::: RECORDED INFORMATION :::
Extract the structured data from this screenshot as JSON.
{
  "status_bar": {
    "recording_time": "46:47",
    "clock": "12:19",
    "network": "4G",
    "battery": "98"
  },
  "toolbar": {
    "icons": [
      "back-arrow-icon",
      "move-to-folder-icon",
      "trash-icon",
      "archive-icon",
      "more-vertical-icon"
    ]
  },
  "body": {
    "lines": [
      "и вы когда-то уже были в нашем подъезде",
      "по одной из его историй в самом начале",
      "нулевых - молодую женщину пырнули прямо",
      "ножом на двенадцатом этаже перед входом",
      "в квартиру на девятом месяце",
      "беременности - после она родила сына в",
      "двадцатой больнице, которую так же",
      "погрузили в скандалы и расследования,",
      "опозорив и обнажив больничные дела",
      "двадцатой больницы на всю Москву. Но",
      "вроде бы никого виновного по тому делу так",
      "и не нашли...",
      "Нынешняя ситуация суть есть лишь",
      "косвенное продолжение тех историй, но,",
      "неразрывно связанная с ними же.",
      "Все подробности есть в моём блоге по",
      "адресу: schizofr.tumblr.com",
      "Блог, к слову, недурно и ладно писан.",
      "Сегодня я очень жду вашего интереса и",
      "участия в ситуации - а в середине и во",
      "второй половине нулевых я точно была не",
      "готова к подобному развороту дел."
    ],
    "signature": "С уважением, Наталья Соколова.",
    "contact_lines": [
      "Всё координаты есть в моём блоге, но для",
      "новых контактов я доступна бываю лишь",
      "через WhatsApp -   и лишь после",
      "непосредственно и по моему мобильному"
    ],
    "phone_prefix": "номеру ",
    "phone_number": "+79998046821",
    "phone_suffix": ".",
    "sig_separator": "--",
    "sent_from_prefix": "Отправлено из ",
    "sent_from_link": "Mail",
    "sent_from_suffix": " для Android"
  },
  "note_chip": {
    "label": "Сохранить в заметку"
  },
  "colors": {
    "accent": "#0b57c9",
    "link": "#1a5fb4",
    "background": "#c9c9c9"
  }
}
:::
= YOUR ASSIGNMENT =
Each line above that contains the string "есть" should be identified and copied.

= WRITTEN SOLUTION =
      "Нынешняя ситуация суть есть лишь",
      "Все подробности есть в моём блоге по",
      "Всё координаты есть в моём блоге, но для",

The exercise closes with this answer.